Duke joined Twitter in September 2009, an archived version of his page shows, and his account had more than 53,000 followers.
YouTube suspended several white supremacists’ channels last month, including Duke’s, for violating its hate speech policies. The Southern Poverty Law Center, which describes Duke as a neo-Nazi and Holocaust denier, says Duke “built an international reputation as the American face of white nationalism and pseudo-academic anti-Semitism.” The Anti-Defamation League says Duke has been active in the white supremacy movement for decades.
Duke was elected to the Louisiana House of Representatives in 1989 after attempting to rebrand himself as a born-again Christian. He served one term and later mounted unsuccessful campaigns for US Senate and Louisiana governor. His criminal history includes serving 15 months in federal prison in 2002 for felony mail and tax fraud charges.
Why Twitter has been slow to ban white nationalists
Twitter’s Hateful Conduct Policy prohibits the promotion of violence against — or threats of attack toward — people on the basis of certain categories such as religious affiliation, race, and ethnic origin. The company says it’s taking action in line with its recently updated policy on URLs and blocking links.

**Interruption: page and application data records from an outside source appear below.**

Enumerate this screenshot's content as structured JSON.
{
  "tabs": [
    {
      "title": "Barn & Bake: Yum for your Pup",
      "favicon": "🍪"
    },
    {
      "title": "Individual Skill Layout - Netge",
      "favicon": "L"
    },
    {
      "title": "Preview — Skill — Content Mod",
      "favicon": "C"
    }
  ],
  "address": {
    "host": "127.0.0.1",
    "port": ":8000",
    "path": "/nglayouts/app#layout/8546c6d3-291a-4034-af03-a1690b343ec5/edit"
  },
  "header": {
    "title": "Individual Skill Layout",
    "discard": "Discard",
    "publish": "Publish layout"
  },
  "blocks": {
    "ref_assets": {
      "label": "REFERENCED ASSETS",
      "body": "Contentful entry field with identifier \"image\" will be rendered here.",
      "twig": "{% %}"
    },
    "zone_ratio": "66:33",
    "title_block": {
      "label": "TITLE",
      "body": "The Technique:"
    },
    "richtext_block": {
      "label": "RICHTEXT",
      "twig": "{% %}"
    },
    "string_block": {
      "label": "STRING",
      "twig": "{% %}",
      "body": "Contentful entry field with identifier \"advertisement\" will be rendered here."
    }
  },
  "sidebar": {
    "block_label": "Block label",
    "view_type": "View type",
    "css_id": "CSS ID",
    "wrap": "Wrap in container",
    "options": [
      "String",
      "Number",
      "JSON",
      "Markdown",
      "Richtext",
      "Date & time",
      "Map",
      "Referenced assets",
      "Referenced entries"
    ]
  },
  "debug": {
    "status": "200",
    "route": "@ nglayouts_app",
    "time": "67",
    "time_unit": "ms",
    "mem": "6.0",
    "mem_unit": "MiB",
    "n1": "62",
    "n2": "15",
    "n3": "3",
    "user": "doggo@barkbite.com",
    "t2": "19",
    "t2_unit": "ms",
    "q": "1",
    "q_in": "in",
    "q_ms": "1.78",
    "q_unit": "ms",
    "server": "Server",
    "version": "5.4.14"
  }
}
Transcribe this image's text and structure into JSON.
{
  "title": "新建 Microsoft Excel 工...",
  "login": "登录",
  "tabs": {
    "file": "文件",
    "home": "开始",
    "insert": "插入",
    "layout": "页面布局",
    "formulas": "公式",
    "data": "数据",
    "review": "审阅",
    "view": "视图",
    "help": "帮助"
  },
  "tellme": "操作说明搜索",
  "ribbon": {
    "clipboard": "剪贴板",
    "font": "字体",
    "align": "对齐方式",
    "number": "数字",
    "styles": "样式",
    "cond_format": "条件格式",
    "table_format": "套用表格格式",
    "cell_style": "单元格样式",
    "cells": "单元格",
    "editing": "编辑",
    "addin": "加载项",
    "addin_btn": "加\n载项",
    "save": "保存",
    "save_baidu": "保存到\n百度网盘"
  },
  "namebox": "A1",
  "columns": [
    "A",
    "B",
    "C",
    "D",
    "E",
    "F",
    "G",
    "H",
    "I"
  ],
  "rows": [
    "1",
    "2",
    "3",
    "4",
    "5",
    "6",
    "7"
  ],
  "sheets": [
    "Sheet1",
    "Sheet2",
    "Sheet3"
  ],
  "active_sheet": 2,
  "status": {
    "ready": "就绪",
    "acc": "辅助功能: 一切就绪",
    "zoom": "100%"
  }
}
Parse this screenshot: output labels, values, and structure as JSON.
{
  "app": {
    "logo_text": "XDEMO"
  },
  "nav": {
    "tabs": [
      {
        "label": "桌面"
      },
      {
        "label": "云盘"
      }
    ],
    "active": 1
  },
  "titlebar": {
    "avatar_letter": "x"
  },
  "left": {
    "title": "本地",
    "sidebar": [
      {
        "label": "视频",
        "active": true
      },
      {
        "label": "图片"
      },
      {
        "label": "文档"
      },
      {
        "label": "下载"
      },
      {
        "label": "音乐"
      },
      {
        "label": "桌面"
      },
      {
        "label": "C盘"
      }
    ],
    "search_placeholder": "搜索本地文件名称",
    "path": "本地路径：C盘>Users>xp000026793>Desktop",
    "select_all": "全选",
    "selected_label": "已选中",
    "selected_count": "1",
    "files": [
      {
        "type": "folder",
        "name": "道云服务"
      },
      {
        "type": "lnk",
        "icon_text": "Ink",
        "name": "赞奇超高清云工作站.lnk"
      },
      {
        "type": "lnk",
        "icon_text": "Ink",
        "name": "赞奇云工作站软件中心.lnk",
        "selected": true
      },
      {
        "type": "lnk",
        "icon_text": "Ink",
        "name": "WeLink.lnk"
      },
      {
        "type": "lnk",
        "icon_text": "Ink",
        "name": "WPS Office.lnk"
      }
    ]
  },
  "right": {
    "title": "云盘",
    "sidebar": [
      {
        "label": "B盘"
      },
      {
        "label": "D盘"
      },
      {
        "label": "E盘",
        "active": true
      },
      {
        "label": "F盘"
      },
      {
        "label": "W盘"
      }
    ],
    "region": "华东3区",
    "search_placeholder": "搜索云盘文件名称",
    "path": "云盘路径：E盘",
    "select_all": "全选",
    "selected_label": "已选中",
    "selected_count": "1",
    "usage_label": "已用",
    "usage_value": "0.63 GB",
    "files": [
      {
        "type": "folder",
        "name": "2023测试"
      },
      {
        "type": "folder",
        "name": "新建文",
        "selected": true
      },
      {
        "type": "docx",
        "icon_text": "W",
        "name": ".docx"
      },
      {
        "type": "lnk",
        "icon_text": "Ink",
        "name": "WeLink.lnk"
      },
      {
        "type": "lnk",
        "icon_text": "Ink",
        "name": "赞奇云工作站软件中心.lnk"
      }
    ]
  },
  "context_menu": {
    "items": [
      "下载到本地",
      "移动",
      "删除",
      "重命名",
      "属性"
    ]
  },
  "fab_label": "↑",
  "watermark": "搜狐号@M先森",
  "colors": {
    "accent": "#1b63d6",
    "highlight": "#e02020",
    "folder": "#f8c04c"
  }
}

After coming under intense criticism, Twitter has zeroed in on hate speech and “hateful conduct” over the past several months, suspending UK commentator Katie Hopkins in January, banning 7,000 QAnon-related accounts last week, and labeling several incendiary tweets by President Trump with fact-check labels.